-------- Source material
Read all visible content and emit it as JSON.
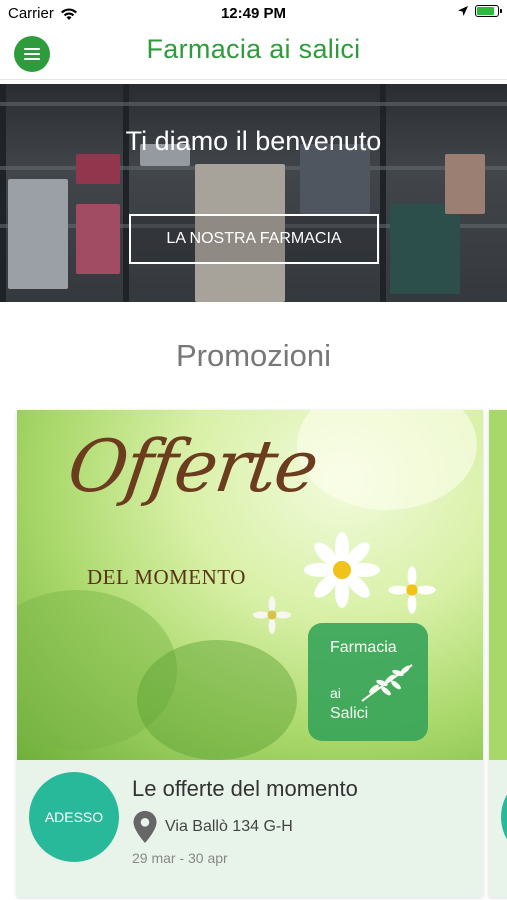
{
  "status_bar": {
    "carrier": "Carrier",
    "time": "12:49 PM",
    "battery_color": "#2dbb3b"
  },
  "app_bar": {
    "title": "Farmacia ai salici",
    "menu_icon": "hamburger-menu-icon",
    "accent_color": "#2e9b3c"
  },
  "hero": {
    "title": "Ti diamo il benvenuto",
    "button_label": "LA NOSTRA FARMACIA"
  },
  "promotions": {
    "section_title": "Promozioni",
    "cards": [
      {
        "image_headline": "Offerte",
        "image_subline": "DEL MOMENTO",
        "logo_line1": "Farmacia",
        "logo_line2": "ai",
        "logo_line3": "Salici",
        "badge": "ADESSO",
        "title": "Le offerte del momento",
        "address": "Via Ballò 134 G-H",
        "dates": "29 mar - 30 apr",
        "badge_color": "#28b99a"
      }
    ]
  }
}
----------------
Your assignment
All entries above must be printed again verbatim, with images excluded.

Answer section
Read all visible content and emit it as JSON.
{
  "status_bar": {
    "carrier": "Carrier",
    "time": "12:49 PM",
    "battery_color": "#2dbb3b"
  },
  "app_bar": {
    "title": "Farmacia ai salici",
    "menu_icon": "hamburger-menu-icon",
    "accent_color": "#2e9b3c"
  },
  "hero": {
    "title": "Ti diamo il benvenuto",
    "button_label": "LA NOSTRA FARMACIA"
  },
  "promotions": {
    "section_title": "Promozioni",
    "cards": [
      {
        "image_headline": "Offerte",
        "image_subline": "DEL MOMENTO",
        "logo_line1": "Farmacia",
        "logo_line2": "ai",
        "logo_line3": "Salici",
        "badge": "ADESSO",
        "title": "Le offerte del momento",
        "address": "Via Ballò 134 G-H",
        "dates": "29 mar - 30 apr",
        "badge_color": "#28b99a"
      }
    ]
  }
}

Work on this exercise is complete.